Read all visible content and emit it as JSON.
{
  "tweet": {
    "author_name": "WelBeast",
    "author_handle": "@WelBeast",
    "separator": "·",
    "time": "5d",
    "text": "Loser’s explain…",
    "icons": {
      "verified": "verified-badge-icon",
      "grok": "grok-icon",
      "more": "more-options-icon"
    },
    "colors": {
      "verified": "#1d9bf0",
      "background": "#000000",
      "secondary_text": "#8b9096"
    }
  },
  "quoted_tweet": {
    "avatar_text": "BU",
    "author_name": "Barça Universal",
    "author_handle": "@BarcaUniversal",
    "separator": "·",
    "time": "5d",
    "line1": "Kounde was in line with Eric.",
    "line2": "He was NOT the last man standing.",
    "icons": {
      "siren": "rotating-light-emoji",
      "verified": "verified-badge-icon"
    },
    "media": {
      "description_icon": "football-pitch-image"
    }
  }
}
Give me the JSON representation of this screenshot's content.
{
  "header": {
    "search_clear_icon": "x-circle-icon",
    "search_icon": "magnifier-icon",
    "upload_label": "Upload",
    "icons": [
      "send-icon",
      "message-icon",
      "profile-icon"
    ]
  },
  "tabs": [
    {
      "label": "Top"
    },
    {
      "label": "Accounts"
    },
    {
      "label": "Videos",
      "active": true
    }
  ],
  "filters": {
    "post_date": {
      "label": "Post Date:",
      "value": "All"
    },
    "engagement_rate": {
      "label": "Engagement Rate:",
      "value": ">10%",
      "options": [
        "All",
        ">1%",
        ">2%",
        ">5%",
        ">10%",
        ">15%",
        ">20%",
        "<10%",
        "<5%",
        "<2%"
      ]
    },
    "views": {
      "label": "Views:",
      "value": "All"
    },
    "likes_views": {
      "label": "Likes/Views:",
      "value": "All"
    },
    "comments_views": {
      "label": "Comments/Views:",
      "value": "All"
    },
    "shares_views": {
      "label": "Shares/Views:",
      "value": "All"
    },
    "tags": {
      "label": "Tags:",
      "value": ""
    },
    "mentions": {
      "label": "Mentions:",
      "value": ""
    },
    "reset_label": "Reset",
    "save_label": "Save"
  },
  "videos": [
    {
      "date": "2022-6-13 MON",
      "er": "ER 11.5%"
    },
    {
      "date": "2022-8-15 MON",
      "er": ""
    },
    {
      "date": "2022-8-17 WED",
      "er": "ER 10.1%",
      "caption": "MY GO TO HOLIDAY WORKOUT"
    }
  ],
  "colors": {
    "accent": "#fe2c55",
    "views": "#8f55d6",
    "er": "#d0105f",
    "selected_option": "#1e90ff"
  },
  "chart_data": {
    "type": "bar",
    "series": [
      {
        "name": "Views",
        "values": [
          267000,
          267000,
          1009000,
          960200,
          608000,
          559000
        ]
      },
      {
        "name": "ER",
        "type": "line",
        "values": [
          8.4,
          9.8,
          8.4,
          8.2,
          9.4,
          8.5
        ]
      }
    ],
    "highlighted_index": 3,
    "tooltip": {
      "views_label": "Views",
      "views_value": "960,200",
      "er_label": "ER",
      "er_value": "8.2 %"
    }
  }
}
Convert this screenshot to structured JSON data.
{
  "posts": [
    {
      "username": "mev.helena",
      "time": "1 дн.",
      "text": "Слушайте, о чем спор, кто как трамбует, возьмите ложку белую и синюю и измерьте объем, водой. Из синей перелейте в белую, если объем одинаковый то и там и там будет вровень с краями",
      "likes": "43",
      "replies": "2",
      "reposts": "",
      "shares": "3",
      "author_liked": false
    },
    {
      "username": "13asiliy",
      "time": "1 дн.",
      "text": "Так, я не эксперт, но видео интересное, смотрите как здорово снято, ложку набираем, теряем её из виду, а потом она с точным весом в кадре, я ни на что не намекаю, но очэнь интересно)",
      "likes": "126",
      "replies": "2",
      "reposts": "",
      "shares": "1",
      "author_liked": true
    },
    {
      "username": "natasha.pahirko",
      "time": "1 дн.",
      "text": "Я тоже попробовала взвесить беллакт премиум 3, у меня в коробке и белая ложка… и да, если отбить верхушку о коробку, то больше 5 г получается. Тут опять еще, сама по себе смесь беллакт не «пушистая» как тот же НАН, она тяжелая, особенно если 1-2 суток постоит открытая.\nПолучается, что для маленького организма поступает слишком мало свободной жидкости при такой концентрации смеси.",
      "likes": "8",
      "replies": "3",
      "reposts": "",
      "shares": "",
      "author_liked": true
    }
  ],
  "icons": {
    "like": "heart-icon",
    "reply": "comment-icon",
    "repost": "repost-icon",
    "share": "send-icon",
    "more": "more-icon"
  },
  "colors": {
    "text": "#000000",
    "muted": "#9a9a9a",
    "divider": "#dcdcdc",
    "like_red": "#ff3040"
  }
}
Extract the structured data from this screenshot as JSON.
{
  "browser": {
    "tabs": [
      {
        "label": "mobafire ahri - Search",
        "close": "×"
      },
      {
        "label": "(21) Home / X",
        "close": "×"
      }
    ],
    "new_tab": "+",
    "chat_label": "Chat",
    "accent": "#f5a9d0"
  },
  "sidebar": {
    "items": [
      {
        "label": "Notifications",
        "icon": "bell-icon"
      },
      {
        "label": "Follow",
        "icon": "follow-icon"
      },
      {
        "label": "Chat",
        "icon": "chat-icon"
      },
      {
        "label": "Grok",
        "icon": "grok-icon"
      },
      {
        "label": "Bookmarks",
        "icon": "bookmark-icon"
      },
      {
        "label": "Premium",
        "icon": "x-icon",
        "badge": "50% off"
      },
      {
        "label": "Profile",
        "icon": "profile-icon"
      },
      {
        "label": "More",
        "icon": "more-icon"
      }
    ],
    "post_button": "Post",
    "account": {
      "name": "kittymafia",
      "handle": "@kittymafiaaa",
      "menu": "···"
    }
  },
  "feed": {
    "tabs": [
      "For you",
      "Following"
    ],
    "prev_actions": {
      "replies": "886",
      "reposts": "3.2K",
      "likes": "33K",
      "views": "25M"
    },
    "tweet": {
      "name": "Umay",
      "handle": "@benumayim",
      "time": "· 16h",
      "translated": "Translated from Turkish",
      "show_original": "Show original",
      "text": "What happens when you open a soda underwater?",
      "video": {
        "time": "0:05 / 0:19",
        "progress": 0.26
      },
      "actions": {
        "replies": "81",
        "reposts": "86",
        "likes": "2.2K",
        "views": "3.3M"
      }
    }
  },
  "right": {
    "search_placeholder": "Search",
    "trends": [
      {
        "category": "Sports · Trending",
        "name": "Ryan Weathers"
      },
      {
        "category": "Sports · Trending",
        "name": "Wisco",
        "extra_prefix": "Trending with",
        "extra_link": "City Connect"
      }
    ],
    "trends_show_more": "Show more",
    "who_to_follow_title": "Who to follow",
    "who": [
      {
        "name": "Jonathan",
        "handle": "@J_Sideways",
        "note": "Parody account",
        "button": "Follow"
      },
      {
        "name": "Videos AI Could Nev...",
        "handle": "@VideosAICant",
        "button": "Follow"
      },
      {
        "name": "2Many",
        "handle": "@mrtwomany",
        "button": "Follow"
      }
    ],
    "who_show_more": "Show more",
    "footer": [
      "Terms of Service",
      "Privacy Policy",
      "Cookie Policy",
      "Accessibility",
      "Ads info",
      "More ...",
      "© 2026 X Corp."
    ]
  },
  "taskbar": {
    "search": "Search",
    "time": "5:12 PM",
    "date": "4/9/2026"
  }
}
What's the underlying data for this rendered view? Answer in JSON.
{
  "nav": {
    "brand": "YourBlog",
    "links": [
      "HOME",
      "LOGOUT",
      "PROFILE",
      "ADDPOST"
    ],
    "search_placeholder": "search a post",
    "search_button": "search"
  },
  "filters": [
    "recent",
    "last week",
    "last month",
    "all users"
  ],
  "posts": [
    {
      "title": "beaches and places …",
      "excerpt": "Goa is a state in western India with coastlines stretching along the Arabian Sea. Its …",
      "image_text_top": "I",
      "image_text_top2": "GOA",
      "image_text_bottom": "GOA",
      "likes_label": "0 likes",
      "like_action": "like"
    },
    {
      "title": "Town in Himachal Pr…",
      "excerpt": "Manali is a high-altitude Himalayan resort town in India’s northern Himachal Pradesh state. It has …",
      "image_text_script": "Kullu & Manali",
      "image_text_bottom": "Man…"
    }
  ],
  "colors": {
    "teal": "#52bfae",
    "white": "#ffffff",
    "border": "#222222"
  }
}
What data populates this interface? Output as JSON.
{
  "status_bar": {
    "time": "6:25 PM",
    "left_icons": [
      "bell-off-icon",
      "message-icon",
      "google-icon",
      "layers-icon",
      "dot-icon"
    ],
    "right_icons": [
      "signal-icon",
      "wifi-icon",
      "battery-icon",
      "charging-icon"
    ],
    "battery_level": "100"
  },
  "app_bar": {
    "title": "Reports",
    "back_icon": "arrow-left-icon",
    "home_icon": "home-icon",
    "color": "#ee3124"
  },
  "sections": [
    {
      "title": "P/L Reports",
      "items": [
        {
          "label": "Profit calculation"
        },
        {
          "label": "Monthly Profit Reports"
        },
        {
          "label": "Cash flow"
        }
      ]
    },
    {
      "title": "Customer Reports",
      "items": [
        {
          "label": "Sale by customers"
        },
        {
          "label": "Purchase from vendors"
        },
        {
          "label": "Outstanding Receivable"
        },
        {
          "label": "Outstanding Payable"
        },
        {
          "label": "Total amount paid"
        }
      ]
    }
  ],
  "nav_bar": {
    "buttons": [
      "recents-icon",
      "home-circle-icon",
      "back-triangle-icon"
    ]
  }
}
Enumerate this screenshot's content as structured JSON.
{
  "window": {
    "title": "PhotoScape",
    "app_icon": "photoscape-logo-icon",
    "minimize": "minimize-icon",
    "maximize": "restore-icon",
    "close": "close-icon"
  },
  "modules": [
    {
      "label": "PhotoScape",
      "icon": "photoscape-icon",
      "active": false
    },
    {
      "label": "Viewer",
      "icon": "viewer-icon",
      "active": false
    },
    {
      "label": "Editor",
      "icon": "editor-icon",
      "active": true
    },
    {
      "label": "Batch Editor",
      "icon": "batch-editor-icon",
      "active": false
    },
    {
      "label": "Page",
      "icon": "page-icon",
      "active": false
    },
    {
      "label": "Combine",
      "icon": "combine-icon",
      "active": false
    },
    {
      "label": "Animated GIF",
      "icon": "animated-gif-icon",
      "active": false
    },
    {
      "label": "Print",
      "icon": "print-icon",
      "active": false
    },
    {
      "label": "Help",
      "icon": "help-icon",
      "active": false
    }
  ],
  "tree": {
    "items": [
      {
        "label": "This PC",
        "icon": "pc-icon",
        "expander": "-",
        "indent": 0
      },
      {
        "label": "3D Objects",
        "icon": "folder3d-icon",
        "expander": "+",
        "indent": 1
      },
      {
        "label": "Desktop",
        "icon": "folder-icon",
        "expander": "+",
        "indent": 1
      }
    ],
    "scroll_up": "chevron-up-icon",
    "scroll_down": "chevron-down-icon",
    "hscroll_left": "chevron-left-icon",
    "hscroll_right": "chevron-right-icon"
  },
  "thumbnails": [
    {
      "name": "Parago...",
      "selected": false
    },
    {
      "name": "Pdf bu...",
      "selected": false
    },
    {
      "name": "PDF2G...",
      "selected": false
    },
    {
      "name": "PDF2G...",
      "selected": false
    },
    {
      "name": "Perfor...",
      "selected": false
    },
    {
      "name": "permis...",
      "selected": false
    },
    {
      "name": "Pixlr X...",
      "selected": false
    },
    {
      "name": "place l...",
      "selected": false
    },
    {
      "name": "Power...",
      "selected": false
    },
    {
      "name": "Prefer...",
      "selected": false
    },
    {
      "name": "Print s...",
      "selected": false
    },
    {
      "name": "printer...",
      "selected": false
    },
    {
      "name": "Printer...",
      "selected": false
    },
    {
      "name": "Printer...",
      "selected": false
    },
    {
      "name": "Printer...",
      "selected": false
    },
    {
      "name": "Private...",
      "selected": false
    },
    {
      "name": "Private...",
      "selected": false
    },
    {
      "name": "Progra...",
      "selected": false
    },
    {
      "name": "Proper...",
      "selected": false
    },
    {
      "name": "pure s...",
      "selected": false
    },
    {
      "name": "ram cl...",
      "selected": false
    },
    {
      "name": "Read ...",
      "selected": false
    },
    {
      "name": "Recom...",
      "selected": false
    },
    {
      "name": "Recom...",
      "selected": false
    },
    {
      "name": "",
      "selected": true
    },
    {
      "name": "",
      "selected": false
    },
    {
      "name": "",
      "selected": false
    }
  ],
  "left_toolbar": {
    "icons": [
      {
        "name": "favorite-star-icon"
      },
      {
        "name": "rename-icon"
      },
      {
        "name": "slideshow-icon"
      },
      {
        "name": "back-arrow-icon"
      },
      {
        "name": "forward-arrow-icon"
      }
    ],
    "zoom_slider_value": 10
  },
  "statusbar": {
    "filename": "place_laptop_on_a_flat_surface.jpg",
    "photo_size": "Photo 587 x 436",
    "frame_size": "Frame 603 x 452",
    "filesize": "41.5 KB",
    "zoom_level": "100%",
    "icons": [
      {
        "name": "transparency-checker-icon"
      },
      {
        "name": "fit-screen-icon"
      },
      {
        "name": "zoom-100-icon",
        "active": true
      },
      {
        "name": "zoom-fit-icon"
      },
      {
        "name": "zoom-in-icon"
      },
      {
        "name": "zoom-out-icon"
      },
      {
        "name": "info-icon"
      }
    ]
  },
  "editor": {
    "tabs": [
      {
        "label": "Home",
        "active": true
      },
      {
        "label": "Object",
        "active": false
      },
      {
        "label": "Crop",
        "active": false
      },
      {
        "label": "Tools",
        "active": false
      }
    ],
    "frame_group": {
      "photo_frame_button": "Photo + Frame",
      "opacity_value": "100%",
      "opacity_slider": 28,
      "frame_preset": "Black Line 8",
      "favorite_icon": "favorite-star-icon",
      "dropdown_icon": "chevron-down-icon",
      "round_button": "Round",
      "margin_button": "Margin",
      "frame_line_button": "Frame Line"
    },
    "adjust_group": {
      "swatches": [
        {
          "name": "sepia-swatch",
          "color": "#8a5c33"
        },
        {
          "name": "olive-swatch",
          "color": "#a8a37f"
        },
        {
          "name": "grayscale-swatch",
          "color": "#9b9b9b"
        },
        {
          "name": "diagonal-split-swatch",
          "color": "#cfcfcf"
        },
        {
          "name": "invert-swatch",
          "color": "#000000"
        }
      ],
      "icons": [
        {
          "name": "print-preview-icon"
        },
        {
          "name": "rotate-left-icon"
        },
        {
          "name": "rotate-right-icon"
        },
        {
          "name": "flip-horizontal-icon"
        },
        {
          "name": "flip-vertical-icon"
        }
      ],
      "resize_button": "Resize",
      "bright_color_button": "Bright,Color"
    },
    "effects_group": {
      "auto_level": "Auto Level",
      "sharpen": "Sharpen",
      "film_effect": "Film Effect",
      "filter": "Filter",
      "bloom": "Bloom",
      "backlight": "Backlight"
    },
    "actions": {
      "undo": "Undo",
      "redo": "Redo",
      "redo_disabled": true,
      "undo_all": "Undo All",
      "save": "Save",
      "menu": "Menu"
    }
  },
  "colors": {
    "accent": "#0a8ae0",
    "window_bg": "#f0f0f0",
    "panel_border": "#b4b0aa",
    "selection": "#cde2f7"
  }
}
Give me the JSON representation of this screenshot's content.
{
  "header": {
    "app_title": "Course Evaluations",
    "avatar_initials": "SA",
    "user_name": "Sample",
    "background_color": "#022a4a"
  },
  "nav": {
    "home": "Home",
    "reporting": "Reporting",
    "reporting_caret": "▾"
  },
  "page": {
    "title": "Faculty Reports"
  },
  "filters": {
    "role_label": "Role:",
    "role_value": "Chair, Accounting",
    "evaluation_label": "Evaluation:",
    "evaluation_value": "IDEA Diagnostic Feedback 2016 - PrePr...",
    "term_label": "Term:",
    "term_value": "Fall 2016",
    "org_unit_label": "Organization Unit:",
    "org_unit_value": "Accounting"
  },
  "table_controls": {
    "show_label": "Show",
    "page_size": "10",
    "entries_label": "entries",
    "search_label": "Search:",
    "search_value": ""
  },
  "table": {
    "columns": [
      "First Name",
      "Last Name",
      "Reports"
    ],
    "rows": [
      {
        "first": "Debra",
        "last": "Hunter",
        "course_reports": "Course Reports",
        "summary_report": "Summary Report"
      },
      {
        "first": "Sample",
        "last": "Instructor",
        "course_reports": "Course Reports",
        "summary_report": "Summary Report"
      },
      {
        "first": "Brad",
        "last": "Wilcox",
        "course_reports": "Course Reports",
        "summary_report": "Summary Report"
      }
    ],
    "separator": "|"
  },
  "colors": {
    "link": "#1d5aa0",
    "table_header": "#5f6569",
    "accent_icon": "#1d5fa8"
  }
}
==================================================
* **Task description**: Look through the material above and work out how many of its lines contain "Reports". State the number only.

* **Exercise result**: 9